Goal of the exercise:
In the records that follow, find each line with the word "view" and copy it.

Exercise data:
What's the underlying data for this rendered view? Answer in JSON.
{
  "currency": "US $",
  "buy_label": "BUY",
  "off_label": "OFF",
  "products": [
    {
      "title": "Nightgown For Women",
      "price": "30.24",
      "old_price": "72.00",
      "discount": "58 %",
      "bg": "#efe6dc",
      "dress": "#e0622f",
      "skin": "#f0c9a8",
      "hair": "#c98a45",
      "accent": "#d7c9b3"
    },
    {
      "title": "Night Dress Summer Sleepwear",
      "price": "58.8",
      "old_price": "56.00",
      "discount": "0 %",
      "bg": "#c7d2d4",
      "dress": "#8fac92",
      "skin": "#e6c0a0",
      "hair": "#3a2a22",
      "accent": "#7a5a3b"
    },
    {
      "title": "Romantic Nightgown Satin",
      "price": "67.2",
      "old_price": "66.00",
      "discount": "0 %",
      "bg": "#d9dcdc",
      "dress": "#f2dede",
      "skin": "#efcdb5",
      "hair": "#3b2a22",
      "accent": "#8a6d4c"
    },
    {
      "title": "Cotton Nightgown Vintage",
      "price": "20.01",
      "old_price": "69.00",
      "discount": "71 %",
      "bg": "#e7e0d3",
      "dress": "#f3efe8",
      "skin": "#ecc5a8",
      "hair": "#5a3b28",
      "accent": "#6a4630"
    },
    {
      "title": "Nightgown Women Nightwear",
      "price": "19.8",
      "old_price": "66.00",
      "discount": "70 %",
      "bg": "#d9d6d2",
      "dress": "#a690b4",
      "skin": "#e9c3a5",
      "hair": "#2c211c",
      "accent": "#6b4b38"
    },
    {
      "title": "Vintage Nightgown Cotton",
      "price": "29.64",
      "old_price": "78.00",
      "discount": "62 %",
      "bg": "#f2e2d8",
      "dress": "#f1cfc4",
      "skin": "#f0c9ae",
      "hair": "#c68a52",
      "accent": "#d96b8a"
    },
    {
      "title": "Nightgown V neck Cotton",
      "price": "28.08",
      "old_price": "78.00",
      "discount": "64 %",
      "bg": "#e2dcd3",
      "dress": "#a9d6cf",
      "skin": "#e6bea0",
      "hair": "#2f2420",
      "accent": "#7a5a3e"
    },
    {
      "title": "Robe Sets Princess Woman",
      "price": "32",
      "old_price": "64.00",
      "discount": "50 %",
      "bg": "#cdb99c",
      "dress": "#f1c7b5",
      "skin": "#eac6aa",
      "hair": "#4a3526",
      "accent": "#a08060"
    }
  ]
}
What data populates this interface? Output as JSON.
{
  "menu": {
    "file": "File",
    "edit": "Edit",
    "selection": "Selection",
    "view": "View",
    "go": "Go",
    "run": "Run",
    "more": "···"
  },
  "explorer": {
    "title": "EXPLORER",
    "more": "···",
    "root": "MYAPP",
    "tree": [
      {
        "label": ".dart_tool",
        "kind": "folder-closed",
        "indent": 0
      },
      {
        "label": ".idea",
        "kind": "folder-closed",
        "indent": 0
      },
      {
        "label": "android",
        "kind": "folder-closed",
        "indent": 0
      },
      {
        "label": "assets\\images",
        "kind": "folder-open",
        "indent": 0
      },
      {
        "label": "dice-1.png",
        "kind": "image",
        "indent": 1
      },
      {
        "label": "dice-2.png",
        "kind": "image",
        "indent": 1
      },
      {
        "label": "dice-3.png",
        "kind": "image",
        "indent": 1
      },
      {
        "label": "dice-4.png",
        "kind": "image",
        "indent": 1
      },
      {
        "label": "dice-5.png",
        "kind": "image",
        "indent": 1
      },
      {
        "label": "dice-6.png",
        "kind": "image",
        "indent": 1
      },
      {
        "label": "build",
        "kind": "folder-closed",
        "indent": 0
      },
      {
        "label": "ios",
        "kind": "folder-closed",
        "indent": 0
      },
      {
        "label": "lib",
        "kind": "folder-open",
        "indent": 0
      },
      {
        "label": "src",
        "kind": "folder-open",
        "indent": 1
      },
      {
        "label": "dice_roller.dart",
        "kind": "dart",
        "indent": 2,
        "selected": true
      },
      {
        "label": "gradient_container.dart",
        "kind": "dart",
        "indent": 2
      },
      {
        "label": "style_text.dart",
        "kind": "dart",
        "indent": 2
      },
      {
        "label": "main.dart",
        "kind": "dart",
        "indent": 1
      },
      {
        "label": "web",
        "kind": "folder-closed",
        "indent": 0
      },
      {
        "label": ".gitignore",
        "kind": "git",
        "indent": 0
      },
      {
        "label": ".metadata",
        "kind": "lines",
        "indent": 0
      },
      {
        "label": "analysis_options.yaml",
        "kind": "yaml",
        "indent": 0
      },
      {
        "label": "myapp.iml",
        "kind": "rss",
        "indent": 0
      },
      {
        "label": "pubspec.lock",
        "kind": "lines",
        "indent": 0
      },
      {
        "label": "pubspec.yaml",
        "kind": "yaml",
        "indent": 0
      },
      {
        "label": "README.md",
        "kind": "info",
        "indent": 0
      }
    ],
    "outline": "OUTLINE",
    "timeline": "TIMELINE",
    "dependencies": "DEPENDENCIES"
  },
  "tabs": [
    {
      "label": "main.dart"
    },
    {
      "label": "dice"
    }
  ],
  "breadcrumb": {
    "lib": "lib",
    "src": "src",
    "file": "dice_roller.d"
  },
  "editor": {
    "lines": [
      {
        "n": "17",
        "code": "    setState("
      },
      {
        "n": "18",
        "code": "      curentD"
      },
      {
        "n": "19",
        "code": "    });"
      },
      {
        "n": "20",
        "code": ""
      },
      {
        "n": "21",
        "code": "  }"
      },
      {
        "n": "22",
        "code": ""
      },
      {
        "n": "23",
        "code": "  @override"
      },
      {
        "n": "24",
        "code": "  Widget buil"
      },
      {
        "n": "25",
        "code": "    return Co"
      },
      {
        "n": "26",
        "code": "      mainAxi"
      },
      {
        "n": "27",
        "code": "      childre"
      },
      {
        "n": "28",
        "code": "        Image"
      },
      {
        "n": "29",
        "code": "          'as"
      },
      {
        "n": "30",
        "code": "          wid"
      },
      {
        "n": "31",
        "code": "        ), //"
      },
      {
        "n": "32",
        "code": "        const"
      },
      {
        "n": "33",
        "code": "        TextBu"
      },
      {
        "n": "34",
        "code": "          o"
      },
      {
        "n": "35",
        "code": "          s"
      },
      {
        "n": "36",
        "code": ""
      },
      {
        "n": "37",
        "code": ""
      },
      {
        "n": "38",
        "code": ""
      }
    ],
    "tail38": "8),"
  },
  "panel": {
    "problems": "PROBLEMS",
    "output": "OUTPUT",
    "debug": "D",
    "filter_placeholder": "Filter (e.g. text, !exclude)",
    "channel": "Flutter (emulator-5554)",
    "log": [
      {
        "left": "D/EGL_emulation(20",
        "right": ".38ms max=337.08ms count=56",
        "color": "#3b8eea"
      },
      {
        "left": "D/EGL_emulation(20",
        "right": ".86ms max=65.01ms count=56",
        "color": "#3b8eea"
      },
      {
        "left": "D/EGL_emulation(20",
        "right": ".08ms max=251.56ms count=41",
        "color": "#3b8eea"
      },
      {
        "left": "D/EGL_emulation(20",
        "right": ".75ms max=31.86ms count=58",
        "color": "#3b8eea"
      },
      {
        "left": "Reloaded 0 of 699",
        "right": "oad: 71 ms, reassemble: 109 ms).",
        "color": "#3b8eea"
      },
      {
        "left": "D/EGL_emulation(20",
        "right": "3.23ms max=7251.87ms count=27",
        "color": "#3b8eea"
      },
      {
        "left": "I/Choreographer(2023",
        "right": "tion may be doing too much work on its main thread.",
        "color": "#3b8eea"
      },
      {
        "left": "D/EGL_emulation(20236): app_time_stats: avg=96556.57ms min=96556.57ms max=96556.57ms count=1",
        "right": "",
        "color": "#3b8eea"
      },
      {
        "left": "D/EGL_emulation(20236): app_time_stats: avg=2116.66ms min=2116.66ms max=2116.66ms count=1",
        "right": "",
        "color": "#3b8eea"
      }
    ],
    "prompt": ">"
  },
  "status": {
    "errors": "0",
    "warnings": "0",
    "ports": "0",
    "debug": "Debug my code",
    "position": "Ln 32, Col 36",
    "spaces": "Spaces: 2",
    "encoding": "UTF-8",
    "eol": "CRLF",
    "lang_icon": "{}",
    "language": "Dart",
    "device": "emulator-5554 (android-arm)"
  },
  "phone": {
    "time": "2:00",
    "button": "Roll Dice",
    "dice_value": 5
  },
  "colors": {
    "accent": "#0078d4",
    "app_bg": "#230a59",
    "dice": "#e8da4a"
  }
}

Answer space:
What's the underlying data for this rendered view? Answer in JSON.
    "view": "View",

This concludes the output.